• **The task**: Type out the entries again, matching each one exactly.

• **Data shown**:
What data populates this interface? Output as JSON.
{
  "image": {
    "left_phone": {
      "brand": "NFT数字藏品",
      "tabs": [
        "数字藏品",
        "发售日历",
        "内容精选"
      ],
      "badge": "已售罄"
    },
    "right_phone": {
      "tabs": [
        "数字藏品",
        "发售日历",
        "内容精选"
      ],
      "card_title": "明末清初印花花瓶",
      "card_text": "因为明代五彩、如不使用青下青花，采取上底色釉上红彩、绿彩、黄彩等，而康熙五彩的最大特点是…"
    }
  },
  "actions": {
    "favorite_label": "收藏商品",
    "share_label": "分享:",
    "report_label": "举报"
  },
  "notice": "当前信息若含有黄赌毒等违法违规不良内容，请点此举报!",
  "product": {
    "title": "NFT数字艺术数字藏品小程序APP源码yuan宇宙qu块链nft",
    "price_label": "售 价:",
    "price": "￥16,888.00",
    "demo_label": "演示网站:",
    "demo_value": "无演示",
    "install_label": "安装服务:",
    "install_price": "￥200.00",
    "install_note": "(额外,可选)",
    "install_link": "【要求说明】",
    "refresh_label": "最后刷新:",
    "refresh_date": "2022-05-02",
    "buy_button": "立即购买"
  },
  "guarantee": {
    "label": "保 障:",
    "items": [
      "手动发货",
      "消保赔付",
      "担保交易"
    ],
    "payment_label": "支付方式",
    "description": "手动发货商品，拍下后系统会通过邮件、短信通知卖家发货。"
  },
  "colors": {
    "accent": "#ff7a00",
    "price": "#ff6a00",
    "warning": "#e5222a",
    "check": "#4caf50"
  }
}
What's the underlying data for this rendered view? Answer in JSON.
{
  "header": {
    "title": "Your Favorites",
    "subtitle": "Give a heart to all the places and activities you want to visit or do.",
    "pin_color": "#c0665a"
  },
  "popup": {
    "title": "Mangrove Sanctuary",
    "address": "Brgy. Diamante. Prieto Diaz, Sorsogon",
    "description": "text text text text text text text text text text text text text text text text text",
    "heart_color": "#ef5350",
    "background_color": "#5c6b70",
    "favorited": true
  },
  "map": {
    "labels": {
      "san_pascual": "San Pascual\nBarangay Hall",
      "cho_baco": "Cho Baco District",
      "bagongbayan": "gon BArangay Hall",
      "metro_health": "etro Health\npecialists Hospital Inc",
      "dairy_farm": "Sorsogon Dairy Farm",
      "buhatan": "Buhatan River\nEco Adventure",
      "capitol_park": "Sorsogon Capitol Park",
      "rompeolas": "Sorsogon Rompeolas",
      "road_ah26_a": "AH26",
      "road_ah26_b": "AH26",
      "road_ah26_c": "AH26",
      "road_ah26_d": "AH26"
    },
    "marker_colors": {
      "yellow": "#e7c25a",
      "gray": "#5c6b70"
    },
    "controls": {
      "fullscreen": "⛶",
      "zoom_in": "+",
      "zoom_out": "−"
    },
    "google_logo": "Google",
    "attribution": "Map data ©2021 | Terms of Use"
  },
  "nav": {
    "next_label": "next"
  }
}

• **Response to this task**:
What data populates this interface? Output as JSON.
{
  "image": {
    "left_phone": {
      "brand": "NFT数字藏品",
      "tabs": [
        "数字藏品",
        "发售日历",
        "内容精选"
      ],
      "badge": "已售罄"
    },
    "right_phone": {
      "tabs": [
        "数字藏品",
        "发售日历",
        "内容精选"
      ],
      "card_title": "明末清初印花花瓶",
      "card_text": "因为明代五彩、如不使用青下青花，采取上底色釉上红彩、绿彩、黄彩等，而康熙五彩的最大特点是…"
    }
  },
  "actions": {
    "favorite_label": "收藏商品",
    "share_label": "分享:",
    "report_label": "举报"
  },
  "notice": "当前信息若含有黄赌毒等违法违规不良内容，请点此举报!",
  "product": {
    "title": "NFT数字艺术数字藏品小程序APP源码yuan宇宙qu块链nft",
    "price_label": "售 价:",
    "price": "￥16,888.00",
    "demo_label": "演示网站:",
    "demo_value": "无演示",
    "install_label": "安装服务:",
    "install_price": "￥200.00",
    "install_note": "(额外,可选)",
    "install_link": "【要求说明】",
    "refresh_label": "最后刷新:",
    "refresh_date": "2022-05-02",
    "buy_button": "立即购买"
  },
  "guarantee": {
    "label": "保 障:",
    "items": [
      "手动发货",
      "消保赔付",
      "担保交易"
    ],
    "payment_label": "支付方式",
    "description": "手动发货商品，拍下后系统会通过邮件、短信通知卖家发货。"
  },
  "colors": {
    "accent": "#ff7a00",
    "price": "#ff6a00",
    "warning": "#e5222a",
    "check": "#4caf50"
  }
}
What's the underlying data for this rendered view? Answer in JSON.
{
  "header": {
    "title": "Your Favorites",
    "subtitle": "Give a heart to all the places and activities you want to visit or do.",
    "pin_color": "#c0665a"
  },
  "popup": {
    "title": "Mangrove Sanctuary",
    "address": "Brgy. Diamante. Prieto Diaz, Sorsogon",
    "description": "text text text text text text text text text text text text text text text text text",
    "heart_color": "#ef5350",
    "background_color": "#5c6b70",
    "favorited": true
  },
  "map": {
    "labels": {
      "san_pascual": "San Pascual\nBarangay Hall",
      "cho_baco": "Cho Baco District",
      "bagongbayan": "gon BArangay Hall",
      "metro_health": "etro Health\npecialists Hospital Inc",
      "dairy_farm": "Sorsogon Dairy Farm",
      "buhatan": "Buhatan River\nEco Adventure",
      "capitol_park": "Sorsogon Capitol Park",
      "rompeolas": "Sorsogon Rompeolas",
      "road_ah26_a": "AH26",
      "road_ah26_b": "AH26",
      "road_ah26_c": "AH26",
      "road_ah26_d": "AH26"
    },
    "marker_colors": {
      "yellow": "#e7c25a",
      "gray": "#5c6b70"
    },
    "controls": {
      "fullscreen": "⛶",
      "zoom_in": "+",
      "zoom_out": "−"
    },
    "google_logo": "Google",
    "attribution": "Map data ©2021 | Terms of Use"
  },
  "nav": {
    "next_label": "next"
  }
}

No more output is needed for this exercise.